All of the entries should be written out again exactly.

[Dataset records]
- - -

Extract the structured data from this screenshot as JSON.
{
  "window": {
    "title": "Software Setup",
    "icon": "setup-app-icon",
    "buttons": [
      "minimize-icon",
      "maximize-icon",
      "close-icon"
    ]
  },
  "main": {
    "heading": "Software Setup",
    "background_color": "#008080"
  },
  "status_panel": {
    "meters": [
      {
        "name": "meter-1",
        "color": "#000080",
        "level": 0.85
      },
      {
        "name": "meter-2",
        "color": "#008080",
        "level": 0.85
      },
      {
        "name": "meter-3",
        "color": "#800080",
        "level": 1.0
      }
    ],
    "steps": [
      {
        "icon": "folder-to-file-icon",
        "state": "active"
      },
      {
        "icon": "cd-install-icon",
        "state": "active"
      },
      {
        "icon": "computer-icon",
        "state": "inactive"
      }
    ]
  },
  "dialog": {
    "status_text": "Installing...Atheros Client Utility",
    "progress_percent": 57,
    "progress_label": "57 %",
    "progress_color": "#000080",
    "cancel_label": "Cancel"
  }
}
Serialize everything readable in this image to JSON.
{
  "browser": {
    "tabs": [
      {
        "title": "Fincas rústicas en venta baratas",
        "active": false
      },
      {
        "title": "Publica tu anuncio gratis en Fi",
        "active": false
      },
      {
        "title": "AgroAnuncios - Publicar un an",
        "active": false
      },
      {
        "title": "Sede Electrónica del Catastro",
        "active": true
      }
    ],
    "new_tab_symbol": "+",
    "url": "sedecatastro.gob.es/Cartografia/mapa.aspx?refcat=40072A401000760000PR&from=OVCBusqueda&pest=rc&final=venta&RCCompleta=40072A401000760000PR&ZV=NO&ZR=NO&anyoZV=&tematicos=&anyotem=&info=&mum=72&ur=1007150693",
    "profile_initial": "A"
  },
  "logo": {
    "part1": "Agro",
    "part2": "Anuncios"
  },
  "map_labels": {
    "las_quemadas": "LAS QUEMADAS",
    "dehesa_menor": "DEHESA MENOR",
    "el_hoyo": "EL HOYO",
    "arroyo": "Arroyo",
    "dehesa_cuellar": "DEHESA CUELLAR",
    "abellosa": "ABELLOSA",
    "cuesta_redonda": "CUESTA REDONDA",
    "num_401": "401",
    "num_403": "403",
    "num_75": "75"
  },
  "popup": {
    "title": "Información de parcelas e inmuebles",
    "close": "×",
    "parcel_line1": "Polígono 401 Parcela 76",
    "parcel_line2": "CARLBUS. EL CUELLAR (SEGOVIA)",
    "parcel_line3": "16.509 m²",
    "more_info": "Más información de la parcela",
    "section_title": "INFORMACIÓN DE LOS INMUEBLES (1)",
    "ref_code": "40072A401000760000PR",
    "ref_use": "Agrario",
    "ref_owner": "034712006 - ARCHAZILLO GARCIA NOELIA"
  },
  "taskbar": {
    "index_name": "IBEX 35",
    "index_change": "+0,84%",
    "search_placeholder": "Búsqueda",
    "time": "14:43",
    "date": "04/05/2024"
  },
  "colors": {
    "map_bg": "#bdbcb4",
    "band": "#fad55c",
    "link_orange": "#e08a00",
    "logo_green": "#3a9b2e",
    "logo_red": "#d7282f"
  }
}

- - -

Exercise result:
Extract the structured data from this screenshot as JSON.
{
  "window": {
    "title": "Software Setup",
    "icon": "setup-app-icon",
    "buttons": [
      "minimize-icon",
      "maximize-icon",
      "close-icon"
    ]
  },
  "main": {
    "heading": "Software Setup",
    "background_color": "#008080"
  },
  "status_panel": {
    "meters": [
      {
        "name": "meter-1",
        "color": "#000080",
        "level": 0.85
      },
      {
        "name": "meter-2",
        "color": "#008080",
        "level": 0.85
      },
      {
        "name": "meter-3",
        "color": "#800080",
        "level": 1.0
      }
    ],
    "steps": [
      {
        "icon": "folder-to-file-icon",
        "state": "active"
      },
      {
        "icon": "cd-install-icon",
        "state": "active"
      },
      {
        "icon": "computer-icon",
        "state": "inactive"
      }
    ]
  },
  "dialog": {
    "status_text": "Installing...Atheros Client Utility",
    "progress_percent": 57,
    "progress_label": "57 %",
    "progress_color": "#000080",
    "cancel_label": "Cancel"
  }
}
Serialize everything readable in this image to JSON.
{
  "browser": {
    "tabs": [
      {
        "title": "Fincas rústicas en venta baratas",
        "active": false
      },
      {
        "title": "Publica tu anuncio gratis en Fi",
        "active": false
      },
      {
        "title": "AgroAnuncios - Publicar un an",
        "active": false
      },
      {
        "title": "Sede Electrónica del Catastro",
        "active": true
      }
    ],
    "new_tab_symbol": "+",
    "url": "sedecatastro.gob.es/Cartografia/mapa.aspx?refcat=40072A401000760000PR&from=OVCBusqueda&pest=rc&final=venta&RCCompleta=40072A401000760000PR&ZV=NO&ZR=NO&anyoZV=&tematicos=&anyotem=&info=&mum=72&ur=1007150693",
    "profile_initial": "A"
  },
  "logo": {
    "part1": "Agro",
    "part2": "Anuncios"
  },
  "map_labels": {
    "las_quemadas": "LAS QUEMADAS",
    "dehesa_menor": "DEHESA MENOR",
    "el_hoyo": "EL HOYO",
    "arroyo": "Arroyo",
    "dehesa_cuellar": "DEHESA CUELLAR",
    "abellosa": "ABELLOSA",
    "cuesta_redonda": "CUESTA REDONDA",
    "num_401": "401",
    "num_403": "403",
    "num_75": "75"
  },
  "popup": {
    "title": "Información de parcelas e inmuebles",
    "close": "×",
    "parcel_line1": "Polígono 401 Parcela 76",
    "parcel_line2": "CARLBUS. EL CUELLAR (SEGOVIA)",
    "parcel_line3": "16.509 m²",
    "more_info": "Más información de la parcela",
    "section_title": "INFORMACIÓN DE LOS INMUEBLES (1)",
    "ref_code": "40072A401000760000PR",
    "ref_use": "Agrario",
    "ref_owner": "034712006 - ARCHAZILLO GARCIA NOELIA"
  },
  "taskbar": {
    "index_name": "IBEX 35",
    "index_change": "+0,84%",
    "search_placeholder": "Búsqueda",
    "time": "14:43",
    "date": "04/05/2024"
  },
  "colors": {
    "map_bg": "#bdbcb4",
    "band": "#fad55c",
    "link_orange": "#e08a00",
    "logo_green": "#3a9b2e",
    "logo_red": "#d7282f"
  }
}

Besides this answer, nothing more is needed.